Thus, Reich wasn’t entirely wrong in identifying the conflict between religion and secularism. He simply didn’t identify the source of the conflict between them, because it has often been possible for religious and secular groups to co-exist peacefully in the past.
Today’s conflict may be different, and less tolerant of compromise. Strongly religious groups necessarily support protection of free association and group diversity, at the expense of individual freedom and autonomy. Advocates of a strongly secular public sphere necessarily support universalization of civil rights, suppression of illiberal traditions and behavior, and are willing to destroy diversity in order to achieve guaranteed individual freedom. Some groups, both religious and secular, are willing to draw from both liberal traditions, and achieve a balance. But others increasingly are not, and as the groups who are unwilling to compromise become further polarized and extreme, the battle lines are drawn for a conflict between these views on how a free society should work.
As we become further polarized, and committed to a “winner takes all” approach to solving political problems, both sides in a conflict seem to adopt “universalist” tactics: in order to protect the group freedom and practices they support, the solution is to impose that way of life on everyone. And this is happening today in the U.S.: the “religious right” seeks to embody fundamentalist Christian ideals into state, federal, and Constitutional law. And the more secular left seeks to prevent any form of illiberal practice, even if held dear by a religious group, from being protected by law. The controversies over abortion and gay marriage are excellent and ongoing examples.
In this post I’ve simply outlined the philosophical division that I believe underlies the “Two Americas” and our sense of looming cultural conflict. My intention is to dissect this further in upcoming posts — many questions suggest themselves. Are these views of liberal society truly mutually exclusive? If so, is there a strong argument for how one position better protects liberty and freedom better than the other?
And if we are to revitalize liberal political thought in this country, do we follow one vision or the other? Or do we need the mythical “third way” which might allow us to heal the polarization and appeal to individuals of both stripes?
(1) Within this and following posts, the term “liberal society” and “liberal democracy” is meant to indicate the generic commitment to individual rights, self-government, and liberty found in societies that have given up (or rebelled against) absolutist forms of government.
(2) This distinction, between autonomy and diversity, is a deep one in the political philosophy of liberalism, and did not originate with me by any means. I’m simply exploring its history and ramifications in these posts.
(3) In situations where I mean to refer to the modern U.S. notion of “liberals” and “conservatives,” both of which are really flavors of traditional “liberal” thought, I do so in double quotation marks.
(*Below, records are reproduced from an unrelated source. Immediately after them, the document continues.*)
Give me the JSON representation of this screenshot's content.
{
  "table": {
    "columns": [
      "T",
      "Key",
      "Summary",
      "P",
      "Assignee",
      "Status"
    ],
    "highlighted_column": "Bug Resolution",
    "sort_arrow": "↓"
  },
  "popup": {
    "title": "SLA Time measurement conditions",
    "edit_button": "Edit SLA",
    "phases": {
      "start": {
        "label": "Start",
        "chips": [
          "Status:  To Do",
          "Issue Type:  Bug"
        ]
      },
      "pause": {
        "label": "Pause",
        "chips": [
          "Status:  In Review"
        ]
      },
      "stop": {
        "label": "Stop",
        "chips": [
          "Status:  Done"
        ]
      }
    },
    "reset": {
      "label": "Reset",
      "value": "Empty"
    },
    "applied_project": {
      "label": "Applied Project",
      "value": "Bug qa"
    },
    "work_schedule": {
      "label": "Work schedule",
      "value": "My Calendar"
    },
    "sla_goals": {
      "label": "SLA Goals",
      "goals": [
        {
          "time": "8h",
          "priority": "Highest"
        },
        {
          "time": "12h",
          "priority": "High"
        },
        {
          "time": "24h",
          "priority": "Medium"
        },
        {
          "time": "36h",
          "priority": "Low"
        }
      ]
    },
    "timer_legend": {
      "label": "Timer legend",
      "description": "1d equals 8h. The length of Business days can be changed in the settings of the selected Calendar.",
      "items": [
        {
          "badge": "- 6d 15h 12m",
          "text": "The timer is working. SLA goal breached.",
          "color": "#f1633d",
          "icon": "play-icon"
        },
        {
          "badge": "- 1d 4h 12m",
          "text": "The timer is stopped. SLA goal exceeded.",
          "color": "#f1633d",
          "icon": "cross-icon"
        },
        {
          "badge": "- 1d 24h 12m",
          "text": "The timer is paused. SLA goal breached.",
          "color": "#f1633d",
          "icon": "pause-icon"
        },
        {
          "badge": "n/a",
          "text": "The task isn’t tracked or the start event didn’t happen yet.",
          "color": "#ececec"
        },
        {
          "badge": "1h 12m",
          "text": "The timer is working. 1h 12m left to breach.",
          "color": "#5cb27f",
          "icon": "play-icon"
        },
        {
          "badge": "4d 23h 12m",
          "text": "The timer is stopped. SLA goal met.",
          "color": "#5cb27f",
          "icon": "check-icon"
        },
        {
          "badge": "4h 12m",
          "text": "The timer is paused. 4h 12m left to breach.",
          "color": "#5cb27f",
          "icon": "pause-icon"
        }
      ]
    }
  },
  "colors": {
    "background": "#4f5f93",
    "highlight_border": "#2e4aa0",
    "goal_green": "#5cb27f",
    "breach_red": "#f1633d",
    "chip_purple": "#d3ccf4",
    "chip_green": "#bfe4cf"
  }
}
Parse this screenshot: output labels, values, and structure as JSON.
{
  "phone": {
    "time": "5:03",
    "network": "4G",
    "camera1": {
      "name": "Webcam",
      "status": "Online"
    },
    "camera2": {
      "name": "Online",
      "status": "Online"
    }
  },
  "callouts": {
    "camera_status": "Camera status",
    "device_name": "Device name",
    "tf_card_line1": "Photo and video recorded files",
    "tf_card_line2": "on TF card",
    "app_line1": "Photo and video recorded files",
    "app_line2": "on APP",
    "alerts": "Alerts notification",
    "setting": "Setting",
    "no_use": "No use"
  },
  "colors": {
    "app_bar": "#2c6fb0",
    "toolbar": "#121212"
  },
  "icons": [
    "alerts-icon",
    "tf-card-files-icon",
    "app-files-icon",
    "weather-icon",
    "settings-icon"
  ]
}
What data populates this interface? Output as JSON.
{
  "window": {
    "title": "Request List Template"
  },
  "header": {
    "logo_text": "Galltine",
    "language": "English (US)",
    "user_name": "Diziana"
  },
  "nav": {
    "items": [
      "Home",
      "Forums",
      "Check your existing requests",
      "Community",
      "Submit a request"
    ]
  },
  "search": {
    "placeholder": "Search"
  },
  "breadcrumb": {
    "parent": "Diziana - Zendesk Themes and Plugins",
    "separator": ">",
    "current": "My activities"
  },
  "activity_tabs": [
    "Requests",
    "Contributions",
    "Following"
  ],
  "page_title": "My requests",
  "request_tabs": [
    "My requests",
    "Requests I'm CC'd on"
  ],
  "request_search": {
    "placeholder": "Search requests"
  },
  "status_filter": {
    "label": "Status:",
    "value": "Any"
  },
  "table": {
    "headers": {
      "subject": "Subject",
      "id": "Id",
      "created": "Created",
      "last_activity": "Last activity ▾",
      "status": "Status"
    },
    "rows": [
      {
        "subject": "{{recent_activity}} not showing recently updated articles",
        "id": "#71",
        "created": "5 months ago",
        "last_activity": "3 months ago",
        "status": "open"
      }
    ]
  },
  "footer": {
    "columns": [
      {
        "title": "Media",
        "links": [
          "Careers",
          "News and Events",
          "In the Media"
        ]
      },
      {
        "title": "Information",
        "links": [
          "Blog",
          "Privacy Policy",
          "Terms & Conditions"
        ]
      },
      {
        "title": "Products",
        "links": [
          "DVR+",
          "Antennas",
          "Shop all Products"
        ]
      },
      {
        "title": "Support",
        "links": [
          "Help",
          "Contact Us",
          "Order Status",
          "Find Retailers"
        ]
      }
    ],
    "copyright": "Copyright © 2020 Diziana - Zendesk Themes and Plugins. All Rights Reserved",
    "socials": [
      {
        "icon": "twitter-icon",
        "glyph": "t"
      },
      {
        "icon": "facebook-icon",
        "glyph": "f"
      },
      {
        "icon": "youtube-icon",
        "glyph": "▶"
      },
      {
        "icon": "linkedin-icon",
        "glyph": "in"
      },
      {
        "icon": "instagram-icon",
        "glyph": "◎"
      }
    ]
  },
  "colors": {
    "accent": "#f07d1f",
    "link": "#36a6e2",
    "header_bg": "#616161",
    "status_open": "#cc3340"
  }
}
Perhaps in a future post I’ll take up the differences between modern U.S. and classical definitions of “liberal” and “conservative,” and how these relate to modern “libertarians” who purport to be the successors of traditional 19th centural liberalism.